* [ACTIVITY] Find all lines in the listing that include the word "Consensus", then copy them.

* [DATA RECORDS]
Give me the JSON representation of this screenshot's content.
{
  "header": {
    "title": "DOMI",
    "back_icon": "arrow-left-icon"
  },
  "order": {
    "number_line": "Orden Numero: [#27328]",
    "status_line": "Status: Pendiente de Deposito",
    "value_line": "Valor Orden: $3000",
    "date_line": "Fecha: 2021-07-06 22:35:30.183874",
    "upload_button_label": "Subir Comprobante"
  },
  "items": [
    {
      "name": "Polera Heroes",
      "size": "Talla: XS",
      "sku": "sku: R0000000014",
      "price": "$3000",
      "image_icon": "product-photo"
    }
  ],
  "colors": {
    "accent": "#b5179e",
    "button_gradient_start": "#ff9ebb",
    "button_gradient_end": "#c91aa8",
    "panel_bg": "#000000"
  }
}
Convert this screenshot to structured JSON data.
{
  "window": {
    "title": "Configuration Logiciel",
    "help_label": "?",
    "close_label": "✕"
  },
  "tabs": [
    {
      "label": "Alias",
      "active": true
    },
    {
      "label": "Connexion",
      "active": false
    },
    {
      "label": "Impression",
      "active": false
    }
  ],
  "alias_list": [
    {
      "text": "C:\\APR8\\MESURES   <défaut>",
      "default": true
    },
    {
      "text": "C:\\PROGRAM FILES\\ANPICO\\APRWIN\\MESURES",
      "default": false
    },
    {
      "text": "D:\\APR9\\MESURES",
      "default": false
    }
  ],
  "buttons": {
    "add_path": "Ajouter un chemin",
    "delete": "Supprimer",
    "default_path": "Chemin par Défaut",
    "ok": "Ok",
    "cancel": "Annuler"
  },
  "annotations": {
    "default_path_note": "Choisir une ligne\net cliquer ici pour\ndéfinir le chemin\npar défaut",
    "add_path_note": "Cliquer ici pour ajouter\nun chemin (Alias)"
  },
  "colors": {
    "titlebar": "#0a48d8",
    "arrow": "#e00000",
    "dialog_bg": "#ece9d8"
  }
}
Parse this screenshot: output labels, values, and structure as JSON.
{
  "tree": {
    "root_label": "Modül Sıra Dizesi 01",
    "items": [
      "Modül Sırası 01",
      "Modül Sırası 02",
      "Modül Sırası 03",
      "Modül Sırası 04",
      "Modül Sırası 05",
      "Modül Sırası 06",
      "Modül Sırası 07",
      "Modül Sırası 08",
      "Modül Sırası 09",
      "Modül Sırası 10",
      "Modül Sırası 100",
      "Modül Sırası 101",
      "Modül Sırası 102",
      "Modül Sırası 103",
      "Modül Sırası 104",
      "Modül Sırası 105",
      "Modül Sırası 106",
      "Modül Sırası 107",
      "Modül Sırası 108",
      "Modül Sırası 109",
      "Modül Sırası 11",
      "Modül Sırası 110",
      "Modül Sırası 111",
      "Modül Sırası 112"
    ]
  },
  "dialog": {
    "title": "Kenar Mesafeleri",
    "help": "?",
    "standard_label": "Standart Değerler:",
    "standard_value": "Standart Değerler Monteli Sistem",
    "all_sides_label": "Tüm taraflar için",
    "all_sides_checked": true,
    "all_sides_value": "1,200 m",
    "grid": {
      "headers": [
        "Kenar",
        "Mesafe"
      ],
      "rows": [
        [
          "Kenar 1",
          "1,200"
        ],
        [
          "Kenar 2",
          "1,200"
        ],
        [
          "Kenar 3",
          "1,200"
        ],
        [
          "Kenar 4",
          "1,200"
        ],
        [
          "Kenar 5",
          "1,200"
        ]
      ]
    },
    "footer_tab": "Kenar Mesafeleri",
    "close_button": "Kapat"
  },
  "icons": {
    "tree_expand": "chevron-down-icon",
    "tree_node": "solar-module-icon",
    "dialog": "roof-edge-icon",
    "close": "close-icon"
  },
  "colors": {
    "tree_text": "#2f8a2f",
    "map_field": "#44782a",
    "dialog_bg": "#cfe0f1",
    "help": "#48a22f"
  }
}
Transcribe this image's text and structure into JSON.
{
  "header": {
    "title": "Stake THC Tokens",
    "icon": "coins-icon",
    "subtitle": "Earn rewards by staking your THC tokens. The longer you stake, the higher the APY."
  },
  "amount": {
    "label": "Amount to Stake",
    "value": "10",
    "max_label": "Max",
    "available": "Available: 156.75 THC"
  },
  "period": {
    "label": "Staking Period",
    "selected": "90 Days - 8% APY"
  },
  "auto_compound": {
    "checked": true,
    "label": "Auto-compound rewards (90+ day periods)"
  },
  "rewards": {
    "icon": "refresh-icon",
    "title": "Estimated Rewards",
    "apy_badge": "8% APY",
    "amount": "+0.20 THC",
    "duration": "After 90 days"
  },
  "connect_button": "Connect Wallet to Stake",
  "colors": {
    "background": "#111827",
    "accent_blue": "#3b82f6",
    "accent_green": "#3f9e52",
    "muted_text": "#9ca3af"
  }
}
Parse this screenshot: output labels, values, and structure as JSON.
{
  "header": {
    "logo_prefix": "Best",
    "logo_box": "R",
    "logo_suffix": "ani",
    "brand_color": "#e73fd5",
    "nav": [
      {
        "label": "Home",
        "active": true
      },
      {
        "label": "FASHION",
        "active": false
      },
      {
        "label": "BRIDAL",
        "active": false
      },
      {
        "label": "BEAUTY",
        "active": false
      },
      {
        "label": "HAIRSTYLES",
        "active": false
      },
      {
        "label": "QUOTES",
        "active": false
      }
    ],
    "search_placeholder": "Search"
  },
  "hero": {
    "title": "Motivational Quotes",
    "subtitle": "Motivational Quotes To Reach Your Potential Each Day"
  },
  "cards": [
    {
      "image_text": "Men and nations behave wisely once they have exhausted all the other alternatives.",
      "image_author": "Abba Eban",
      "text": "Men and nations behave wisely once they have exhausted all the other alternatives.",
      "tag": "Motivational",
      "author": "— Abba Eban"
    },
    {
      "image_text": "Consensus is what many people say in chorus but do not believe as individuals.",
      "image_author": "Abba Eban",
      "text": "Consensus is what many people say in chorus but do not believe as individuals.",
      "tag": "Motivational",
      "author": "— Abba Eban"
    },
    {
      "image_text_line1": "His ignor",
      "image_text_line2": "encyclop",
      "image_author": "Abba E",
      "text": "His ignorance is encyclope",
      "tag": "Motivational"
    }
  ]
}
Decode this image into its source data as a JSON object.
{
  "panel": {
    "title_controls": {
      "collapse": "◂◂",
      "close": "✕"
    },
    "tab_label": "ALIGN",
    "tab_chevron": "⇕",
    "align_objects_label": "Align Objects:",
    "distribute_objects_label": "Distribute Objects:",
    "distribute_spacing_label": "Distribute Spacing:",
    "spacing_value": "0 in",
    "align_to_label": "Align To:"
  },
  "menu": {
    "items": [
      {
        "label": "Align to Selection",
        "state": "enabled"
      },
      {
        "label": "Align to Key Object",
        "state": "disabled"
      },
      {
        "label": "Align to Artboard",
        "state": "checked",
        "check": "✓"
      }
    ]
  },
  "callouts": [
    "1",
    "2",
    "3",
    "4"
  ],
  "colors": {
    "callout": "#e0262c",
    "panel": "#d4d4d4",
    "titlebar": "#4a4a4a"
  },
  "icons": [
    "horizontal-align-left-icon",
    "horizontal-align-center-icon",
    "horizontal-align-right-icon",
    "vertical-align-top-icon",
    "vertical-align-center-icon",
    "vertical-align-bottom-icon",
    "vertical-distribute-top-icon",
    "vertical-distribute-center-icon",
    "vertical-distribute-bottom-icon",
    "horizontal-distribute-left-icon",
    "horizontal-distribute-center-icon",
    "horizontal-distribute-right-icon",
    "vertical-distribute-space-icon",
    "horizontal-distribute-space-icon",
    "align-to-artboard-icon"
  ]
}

* [TASK RESPONSE]
      "image_text": "Consensus is what many people say in chorus but do not believe as individuals.",
      "text": "Consensus is what many people say in chorus but do not believe as individuals.",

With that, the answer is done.